Segment Start: INFORMATION PROVIDED
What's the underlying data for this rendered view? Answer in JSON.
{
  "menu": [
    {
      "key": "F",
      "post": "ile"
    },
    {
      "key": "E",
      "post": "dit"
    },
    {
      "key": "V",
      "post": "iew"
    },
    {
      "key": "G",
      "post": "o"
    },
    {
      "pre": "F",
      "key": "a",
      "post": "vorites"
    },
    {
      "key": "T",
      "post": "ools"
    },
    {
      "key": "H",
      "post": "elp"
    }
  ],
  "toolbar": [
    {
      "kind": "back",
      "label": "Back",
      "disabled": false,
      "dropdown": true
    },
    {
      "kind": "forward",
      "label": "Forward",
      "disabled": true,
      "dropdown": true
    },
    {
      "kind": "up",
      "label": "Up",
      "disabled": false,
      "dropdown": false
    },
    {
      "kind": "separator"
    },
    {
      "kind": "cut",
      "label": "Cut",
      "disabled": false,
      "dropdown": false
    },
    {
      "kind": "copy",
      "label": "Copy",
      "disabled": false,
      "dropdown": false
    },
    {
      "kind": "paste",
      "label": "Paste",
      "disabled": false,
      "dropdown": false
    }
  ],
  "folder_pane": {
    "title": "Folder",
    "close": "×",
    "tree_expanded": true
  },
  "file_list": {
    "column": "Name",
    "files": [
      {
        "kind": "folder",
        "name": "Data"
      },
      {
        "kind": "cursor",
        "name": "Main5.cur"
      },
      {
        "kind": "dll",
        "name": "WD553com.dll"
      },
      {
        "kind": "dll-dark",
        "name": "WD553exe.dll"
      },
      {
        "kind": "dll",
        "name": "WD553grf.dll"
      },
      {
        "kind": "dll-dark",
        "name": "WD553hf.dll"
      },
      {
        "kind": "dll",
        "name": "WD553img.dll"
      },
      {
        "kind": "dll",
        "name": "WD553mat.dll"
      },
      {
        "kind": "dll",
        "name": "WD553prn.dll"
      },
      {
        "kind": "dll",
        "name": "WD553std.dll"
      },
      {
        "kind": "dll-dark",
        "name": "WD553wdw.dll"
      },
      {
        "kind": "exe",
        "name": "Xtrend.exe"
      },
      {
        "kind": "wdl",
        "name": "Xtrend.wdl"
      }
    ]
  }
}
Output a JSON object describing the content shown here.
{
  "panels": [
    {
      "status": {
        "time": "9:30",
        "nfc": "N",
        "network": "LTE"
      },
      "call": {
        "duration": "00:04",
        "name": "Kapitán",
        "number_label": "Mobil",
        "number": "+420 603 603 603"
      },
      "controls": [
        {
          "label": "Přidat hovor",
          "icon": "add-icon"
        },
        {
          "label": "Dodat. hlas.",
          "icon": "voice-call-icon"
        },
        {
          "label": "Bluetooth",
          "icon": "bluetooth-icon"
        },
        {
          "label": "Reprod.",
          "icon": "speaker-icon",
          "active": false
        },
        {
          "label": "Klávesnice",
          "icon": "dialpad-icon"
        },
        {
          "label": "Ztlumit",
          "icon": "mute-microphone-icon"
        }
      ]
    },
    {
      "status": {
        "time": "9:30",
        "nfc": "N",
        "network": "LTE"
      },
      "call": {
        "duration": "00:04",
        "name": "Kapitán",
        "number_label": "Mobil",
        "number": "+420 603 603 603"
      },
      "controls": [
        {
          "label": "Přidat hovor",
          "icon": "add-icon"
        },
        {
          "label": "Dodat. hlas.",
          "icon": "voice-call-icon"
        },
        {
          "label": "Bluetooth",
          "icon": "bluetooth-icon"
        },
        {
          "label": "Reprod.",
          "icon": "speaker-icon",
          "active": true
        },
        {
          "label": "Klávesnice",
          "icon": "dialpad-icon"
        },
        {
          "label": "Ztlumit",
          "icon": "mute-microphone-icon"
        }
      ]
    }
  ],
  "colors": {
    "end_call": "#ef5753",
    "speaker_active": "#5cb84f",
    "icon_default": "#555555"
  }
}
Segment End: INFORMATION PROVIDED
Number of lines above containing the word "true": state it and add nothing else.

5